  • Regular journaling, which helps me regularly clear other issues out of my head so it's clear for its writing work; and
  • Regular walks, which help me to sleep better, to notice things around me, to think through anything that hasn't been journalled, and to be an embodied human being instead of someone sitting in a chair all day every day.

Other helpful practices are:

  • Breaking down all my big writing projects into smaller manageable chunks when I feel I'm not getting anything done on them (then planning what I can do),
  • Showering and bathing (it's a cliche, but the best breakthroughs really do come then),
  • Going to sleep if the chaos reigns in my head (often I wake up with a breakthrough), and
  • Reading poetry, fiction, and other creative works.

These practices, and others, help me, an Artist's Way dropout, to stay creative and productive of a variety of styles of writing, and I'm determined to give them more priority in my life, both now and when the semester starts. They're already paying dividends in helping me to recover from what I'd begun to wonder would be irretrievable grumpiness and lack of a sense of humor, as well as helping me finish the 20 page paper I'm writing for my summer independent study. Here's hoping I can keep them up--I think it will be at least a tiny bit easier to do in the second year of my PhD work.

What about you? What practices do you have that help you write?

Sunday, July 27, 2008


I've been realizing this summer, once again, how difficult it is to keep the hedges and fences and weeds from popping up in the subdivisioned area that my writing life has become.

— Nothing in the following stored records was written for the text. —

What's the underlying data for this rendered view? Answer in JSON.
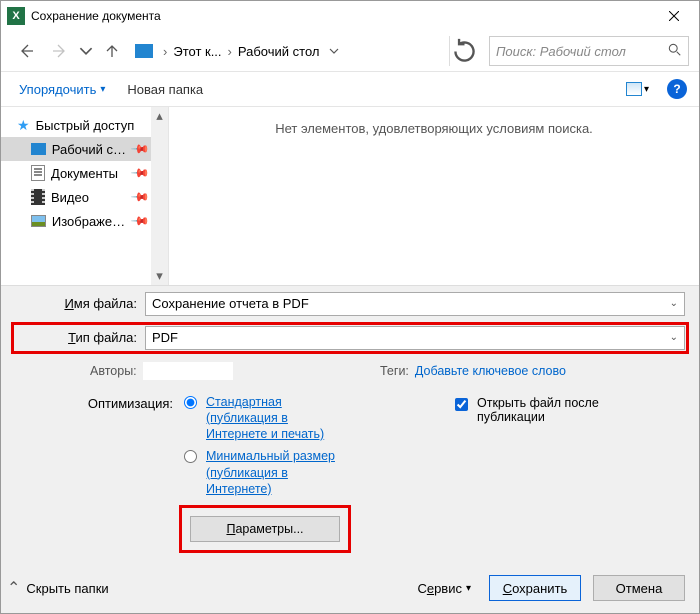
{
  "window": {
    "title": "Сохранение документа"
  },
  "nav": {
    "bc1": "Этот к...",
    "bc2": "Рабочий стол",
    "search_placeholder": "Поиск: Рабочий стол"
  },
  "toolbar": {
    "organize": "Упорядочить",
    "new_folder": "Новая папка"
  },
  "sidebar": {
    "quick": "Быстрый доступ",
    "desktop": "Рабочий стол",
    "documents": "Документы",
    "video": "Видео",
    "images": "Изображения"
  },
  "filearea": {
    "empty_msg": "Нет элементов, удовлетворяющих условиям поиска."
  },
  "filename": {
    "label": "Имя файла:",
    "value": "Сохранение отчета в PDF"
  },
  "filetype": {
    "label": "Тип файла:",
    "value": "PDF"
  },
  "meta": {
    "authors_label": "Авторы:",
    "authors_value": "",
    "tags_label": "Теги:",
    "tags_value": "Добавьте ключевое слово"
  },
  "optimize": {
    "label": "Оптимизация:",
    "std": "Стандартная (публикация в Интернете и печать)",
    "min": "Минимальный размер (публикация в Интернете)",
    "open_after": "Открыть файл после публикации",
    "params": "Параметры..."
  },
  "footer": {
    "hide_folders": "Скрыть папки",
    "service": "Сервис",
    "save": "Сохранить",
    "cancel": "Отмена"
  }
}
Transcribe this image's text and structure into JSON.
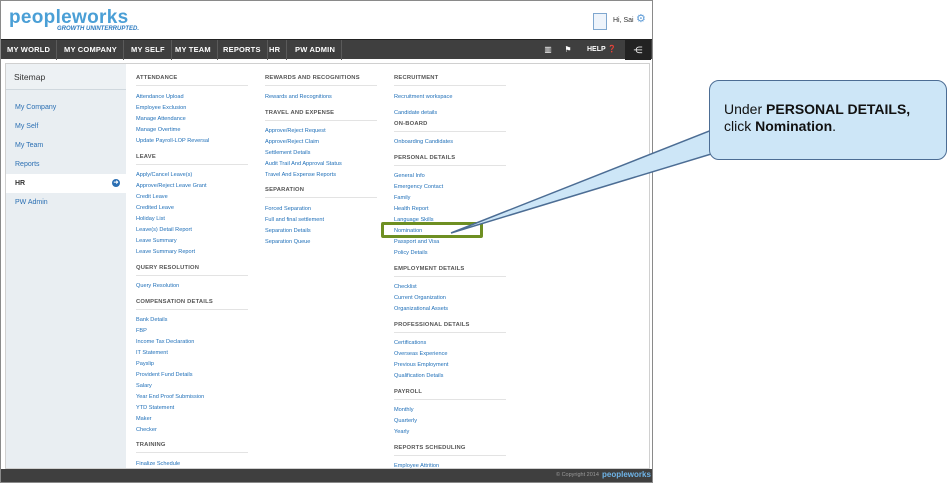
{
  "header": {
    "logo": "peopleworks",
    "tagline": "GROWTH UNINTERRUPTED.",
    "greeting": "Hi, Sai",
    "icons": {
      "avatar": "user-avatar",
      "settings": "gear-icon"
    }
  },
  "nav": {
    "items": [
      "MY WORLD",
      "MY COMPANY",
      "MY SELF",
      "MY TEAM",
      "REPORTS",
      "HR",
      "PW ADMIN"
    ],
    "help": "HELP",
    "icons": [
      "book-icon",
      "flag-icon",
      "help-icon",
      "menu-toggle-icon"
    ]
  },
  "sidebar": {
    "title": "Sitemap",
    "items": [
      "My Company",
      "My Self",
      "My Team",
      "Reports",
      "HR",
      "PW Admin"
    ],
    "active": "HR"
  },
  "columns": {
    "col1": {
      "attendance": {
        "title": "ATTENDANCE",
        "links": [
          "Attendance Upload",
          "Employee Exclusion",
          "Manage Attendance",
          "Manage Overtime",
          "Update Payroll-LOP Reversal"
        ]
      },
      "leave": {
        "title": "LEAVE",
        "links": [
          "Apply/Cancel Leave(s)",
          "Approve/Reject Leave Grant",
          "Credit Leave",
          "Credited Leave",
          "Holiday List",
          "Leave(s) Detail Report",
          "Leave Summary",
          "Leave Summary Report"
        ]
      },
      "query": {
        "title": "QUERY RESOLUTION",
        "links": [
          "Query Resolution"
        ]
      },
      "comp": {
        "title": "COMPENSATION DETAILS",
        "links": [
          "Bank Details",
          "FBP",
          "Income Tax Declaration",
          "IT Statement",
          "Payslip",
          "Provident Fund Details",
          "Salary",
          "Year End Proof Submission",
          "YTD Statement",
          "Maker",
          "Checker"
        ]
      },
      "training": {
        "title": "TRAINING",
        "links": [
          "Finalize Schedule"
        ]
      }
    },
    "col2": {
      "rewards": {
        "title": "REWARDS AND RECOGNITIONS",
        "links": [
          "Rewards and Recognitions"
        ]
      },
      "travel": {
        "title": "TRAVEL AND EXPENSE",
        "links": [
          "Approve/Reject Request",
          "Approve/Reject Claim",
          "Settlement Details",
          "Audit Trail And Approval Status",
          "Travel And Expense Reports"
        ]
      },
      "separation": {
        "title": "SEPARATION",
        "links": [
          "Forced Separation",
          "Full and final settlement",
          "Separation Details",
          "Separation Queue"
        ]
      }
    },
    "col3": {
      "recruitment": {
        "title": "RECRUITMENT",
        "links": [
          "Recruitment workspace"
        ]
      },
      "candidate": {
        "links": [
          "Candidate details"
        ]
      },
      "onboard": {
        "title": "ON-BOARD",
        "links": [
          "Onboarding Candidates"
        ]
      },
      "personal": {
        "title": "PERSONAL DETAILS",
        "links": [
          "General Info",
          "Emergency Contact",
          "Family",
          "Health Report",
          "Language Skills",
          "Nomination",
          "Passport and Visa",
          "Policy Details"
        ]
      },
      "employment": {
        "title": "EMPLOYMENT DETAILS",
        "links": [
          "Checklist",
          "Current Organization",
          "Organizational Assets"
        ]
      },
      "professional": {
        "title": "PROFESSIONAL DETAILS",
        "links": [
          "Certifications",
          "Overseas Experience",
          "Previous Employment",
          "Qualification Details"
        ]
      },
      "payroll": {
        "title": "PAYROLL",
        "links": [
          "Monthly",
          "Quarterly",
          "Yearly"
        ]
      },
      "scheduling": {
        "title": "REPORTS SCHEDULING",
        "links": [
          "Employee Attrition"
        ]
      }
    }
  },
  "footer": {
    "copyright": "© Copyright 2014",
    "logo": "peopleworks"
  },
  "callout": {
    "pre": "Under ",
    "bold1": "PERSONAL DETAILS,",
    "mid": " click ",
    "bold2": "Nomination",
    "post": "."
  },
  "colors": {
    "nav": "#3f3f3f",
    "link": "#1f6fb8",
    "highlight": "#6e8f22",
    "callout": "#cde6f7"
  }
}
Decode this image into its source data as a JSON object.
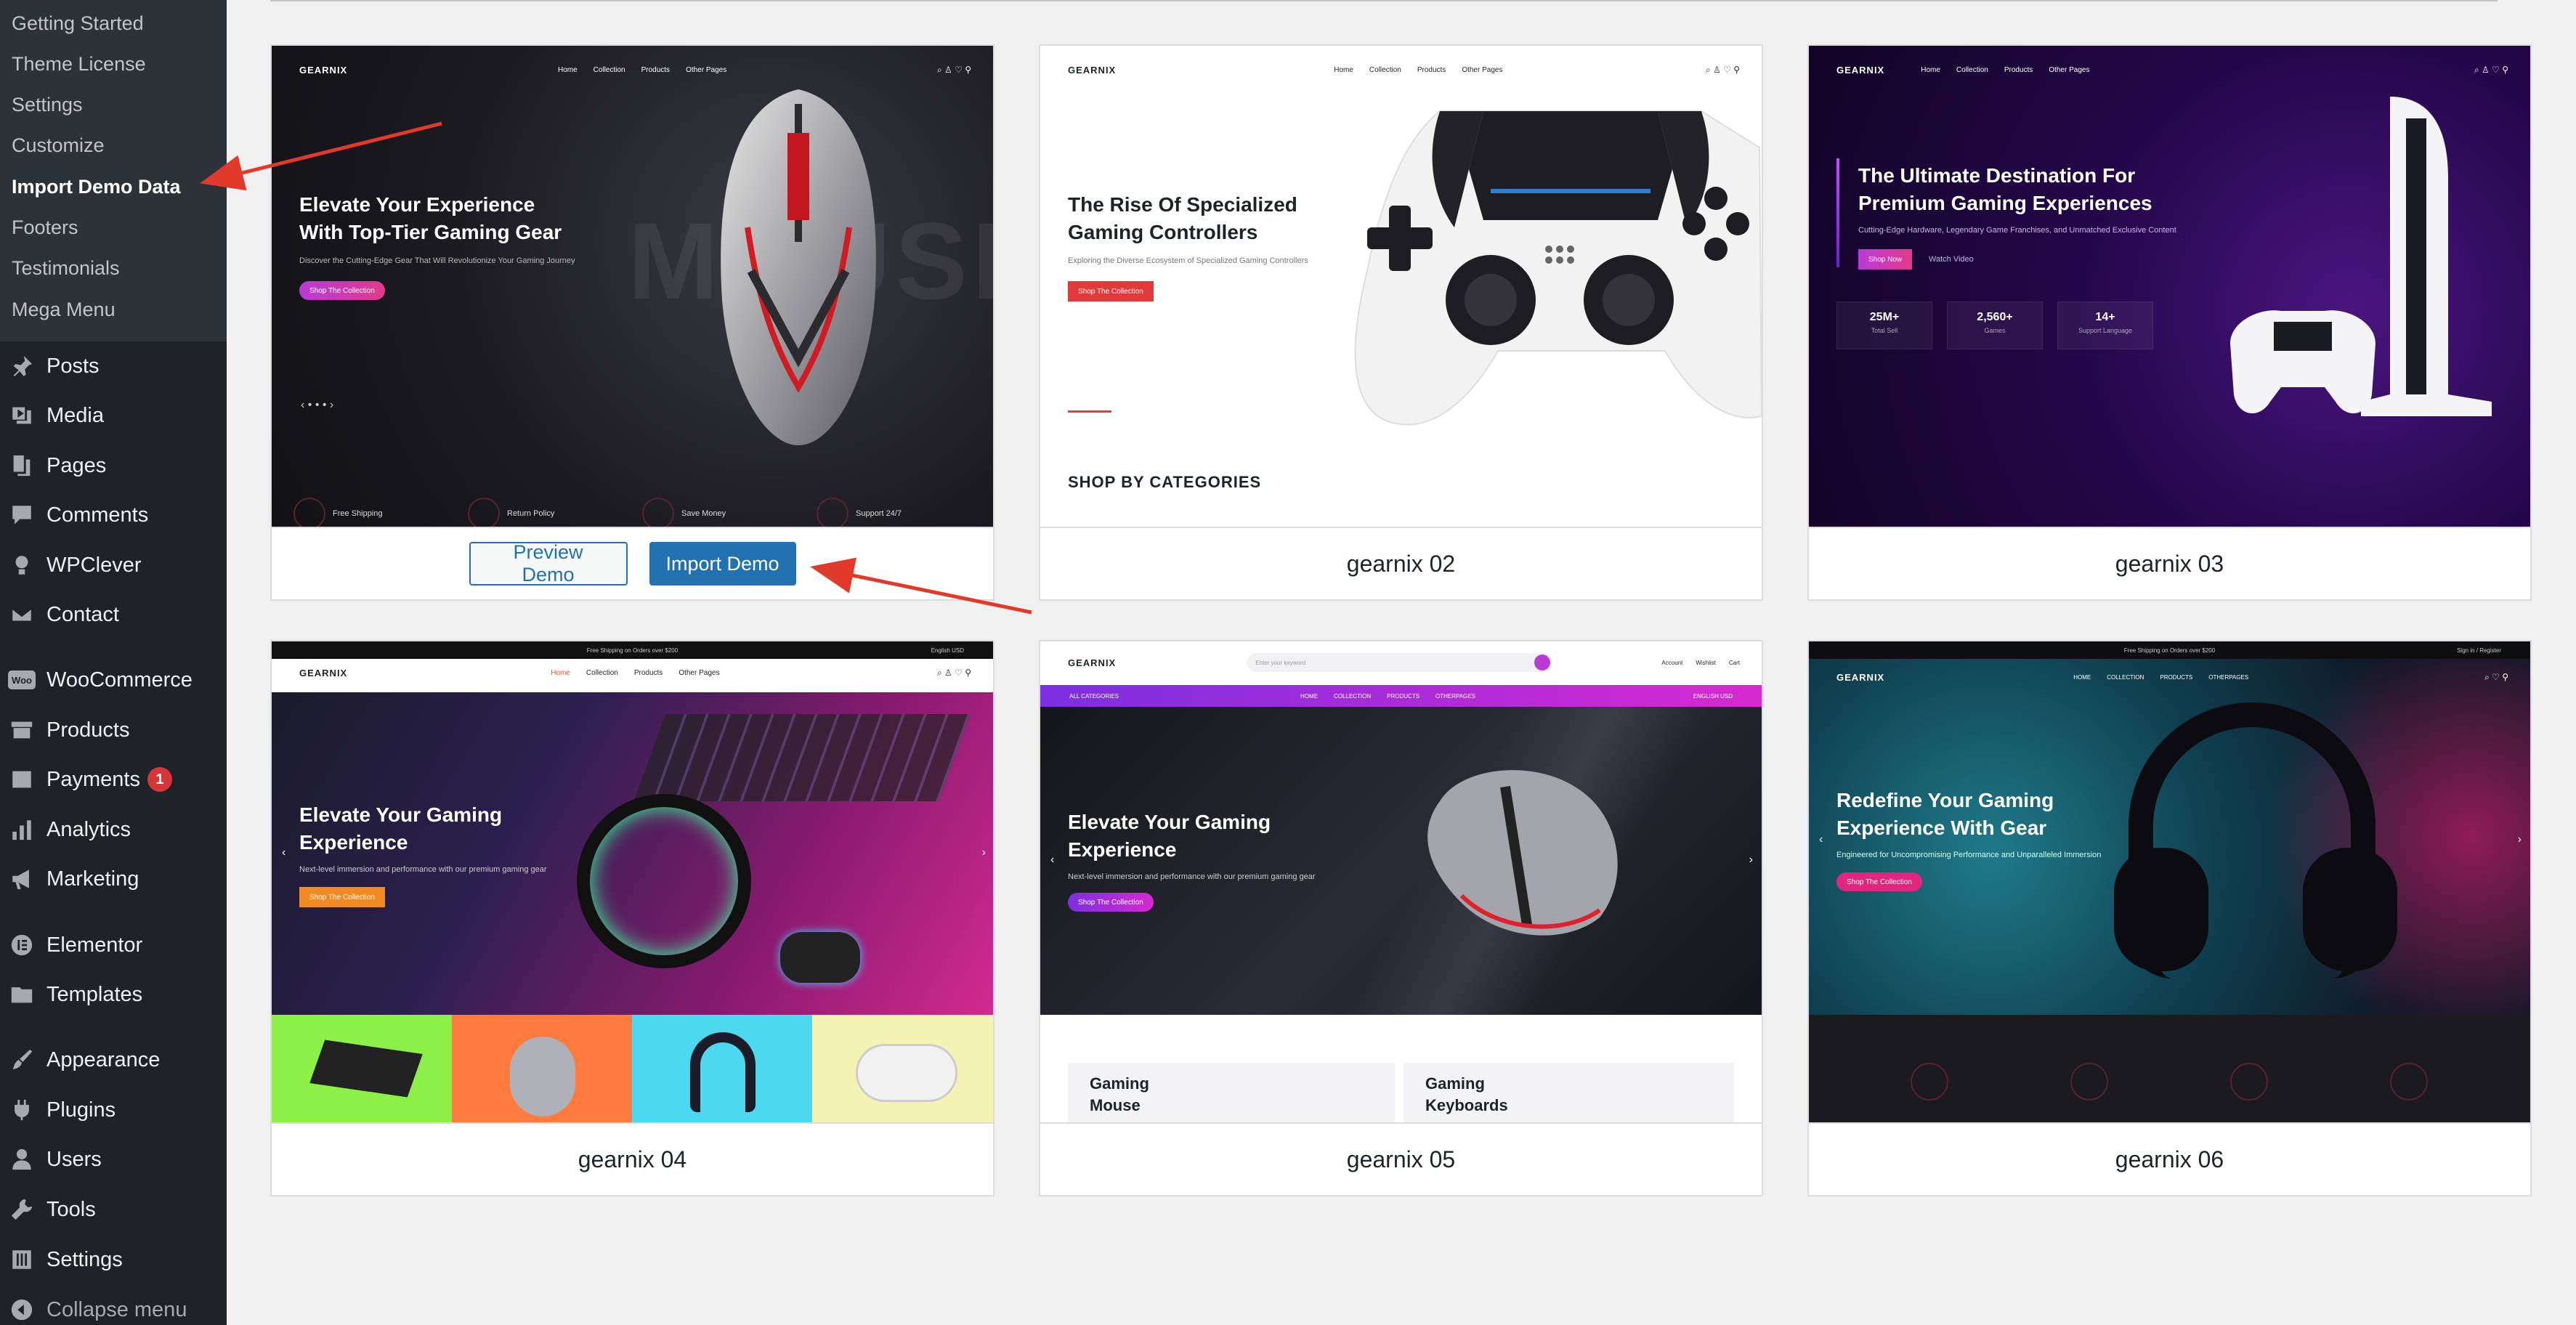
{
  "sidebar": {
    "submenu": [
      {
        "label": "Getting Started"
      },
      {
        "label": "Theme License"
      },
      {
        "label": "Settings"
      },
      {
        "label": "Customize"
      },
      {
        "label": "Import Demo Data"
      },
      {
        "label": "Footers"
      },
      {
        "label": "Testimonials"
      },
      {
        "label": "Mega Menu"
      }
    ],
    "active_submenu": "Import Demo Data",
    "menu": [
      {
        "label": "Posts",
        "icon": "pin-icon"
      },
      {
        "label": "Media",
        "icon": "media-icon"
      },
      {
        "label": "Pages",
        "icon": "pages-icon"
      },
      {
        "label": "Comments",
        "icon": "comments-icon"
      },
      {
        "label": "WPClever",
        "icon": "bulb-icon"
      },
      {
        "label": "Contact",
        "icon": "mail-icon"
      },
      {
        "label": "WooCommerce",
        "icon": "woo-icon"
      },
      {
        "label": "Products",
        "icon": "archive-icon"
      },
      {
        "label": "Payments",
        "icon": "payments-icon",
        "badge": "1"
      },
      {
        "label": "Analytics",
        "icon": "bar-chart-icon"
      },
      {
        "label": "Marketing",
        "icon": "megaphone-icon"
      },
      {
        "label": "Elementor",
        "icon": "elementor-icon"
      },
      {
        "label": "Templates",
        "icon": "folder-icon"
      },
      {
        "label": "Appearance",
        "icon": "brush-icon"
      },
      {
        "label": "Plugins",
        "icon": "plugin-icon"
      },
      {
        "label": "Users",
        "icon": "user-icon"
      },
      {
        "label": "Tools",
        "icon": "wrench-icon"
      },
      {
        "label": "Settings",
        "icon": "settings-icon"
      }
    ],
    "collapse_label": "Collapse menu",
    "woo_icon_text": "Woo"
  },
  "demos": [
    {
      "id": "gearnix-01",
      "logo": "GEARNIX",
      "nav": [
        "Home",
        "Collection",
        "Products",
        "Other Pages"
      ],
      "headline": [
        "Elevate Your Experience",
        "With Top-Tier Gaming Gear"
      ],
      "subtitle": "Discover the Cutting-Edge Gear That Will Revolutionize Your Gaming Journey",
      "cta": "Shop The Collection",
      "bg_word": "MOUSE",
      "features": [
        "Free Shipping",
        "Return Policy",
        "Save Money",
        "Support 24/7"
      ],
      "preview_button": "Preview Demo",
      "import_button": "Import Demo"
    },
    {
      "id": "gearnix-02",
      "logo": "GEARNIX",
      "nav": [
        "Home",
        "Collection",
        "Products",
        "Other Pages"
      ],
      "headline": [
        "The Rise Of Specialized",
        "Gaming Controllers"
      ],
      "subtitle": "Exploring the Diverse Ecosystem of Specialized Gaming Controllers",
      "cta": "Shop The Collection",
      "section": "SHOP BY CATEGORIES",
      "title": "gearnix 02"
    },
    {
      "id": "gearnix-03",
      "logo": "GEARNIX",
      "nav": [
        "Home",
        "Collection",
        "Products",
        "Other Pages"
      ],
      "headline": [
        "The Ultimate Destination For",
        "Premium Gaming Experiences"
      ],
      "subtitle": "Cutting-Edge Hardware, Legendary Game Franchises, and Unmatched Exclusive Content",
      "cta": "Shop Now",
      "cta2": "Watch Video",
      "stats": [
        {
          "value": "25M+",
          "label": "Total Sell"
        },
        {
          "value": "2,560+",
          "label": "Games"
        },
        {
          "value": "14+",
          "label": "Support Language"
        }
      ],
      "title": "gearnix 03"
    },
    {
      "id": "gearnix-04",
      "logo": "GEARNIX",
      "topbar": "Free Shipping on Orders over $200",
      "topbar_right": "English   USD",
      "nav": [
        "Home",
        "Collection",
        "Products",
        "Other Pages"
      ],
      "headline": [
        "Elevate Your Gaming",
        "Experience"
      ],
      "subtitle": "Next-level immersion and performance with our premium gaming gear",
      "cta": "Shop The Collection",
      "title": "gearnix 04"
    },
    {
      "id": "gearnix-05",
      "logo": "GEARNIX",
      "search_placeholder": "Enter your keyword",
      "header_icons": [
        "Account",
        "Wishlist",
        "Cart"
      ],
      "all_categories": "ALL CATEGORIES",
      "nav": [
        "HOME",
        "COLLECTION",
        "PRODUCTS",
        "OTHERPAGES"
      ],
      "nav_right": "ENGLISH   USD",
      "headline": [
        "Elevate Your Gaming",
        "Experience"
      ],
      "subtitle": "Next-level immersion and performance with our premium gaming gear",
      "cta": "Shop The Collection",
      "categories": [
        [
          "Gaming",
          "Mouse"
        ],
        [
          "Gaming",
          "Keyboards"
        ]
      ],
      "title": "gearnix 05"
    },
    {
      "id": "gearnix-06",
      "logo": "GEARNIX",
      "topbar": "Free Shipping on Orders over $200",
      "topbar_right": "Sign in / Register",
      "nav": [
        "HOME",
        "COLLECTION",
        "PRODUCTS",
        "OTHERPAGES"
      ],
      "headline": [
        "Redefine Your Gaming",
        "Experience With Gear"
      ],
      "subtitle": "Engineered for Uncompromising Performance and Unparalleled Immersion",
      "cta": "Shop The Collection",
      "title": "gearnix 06"
    }
  ],
  "colors": {
    "sidebar_bg": "#1d2327",
    "submenu_bg": "#2c3338",
    "wp_blue": "#2271b1",
    "annotation_red": "#e23a2a",
    "badge_red": "#d63638"
  }
}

I like being a writer who finds the creative process worms its way into my academic essay writing modes and the things I study academically worm their way into my fiction and creative non-fiction. And so I'm creating this blog in an effort to declare that Robert Frost was being ironic when he said "good fences make good neighbors." I think this even applies to different roles in my own life.

I'm a graduate student who writes a lot of papers. I'm a fiction writer who tends to think in novels--I have several in various stages of completion. And I tend to work on other short things from time to time: creative non-fiction essays, poems, and such. And then there are the journals. I think it's important to let these things bleed into one another and inform each other, while reflecting on the differences.

This virtual space, then, will be a place where I talk about my experiences of and reflections on the writing life, in all its incarnations--to knock down the walls between the various parts of my writerly self. And I want to keep joining the conversation going on among writers and readers--I'm hoping this blog will be another way I can do that.

So why the title? I love T. S. Eliot's poem Four Quartets from which the phrase comes, and it was Eliot, after all, who said "immature poets imitate; great poets steal." So it's an homage as well as a writerly theft. But beyond that, it expresses for me one of the primary tensions of the writing life as well as of life in general.

As a writer, I know it's important for me to do two things: (1) remain still enough to notice, to think, to express, and to be patient to wait once my writings have been sent out in the world to seek their fortune; and (2) keep actively moving in the writing life--to keep my projects moving through the creative process and out into the world.

So here it appearing in a feed reader near you: Still and Still Moving: A New Blog on the Writing Life by Deborah Leiter (Hm, think I've watched too many movie trailers over the years?)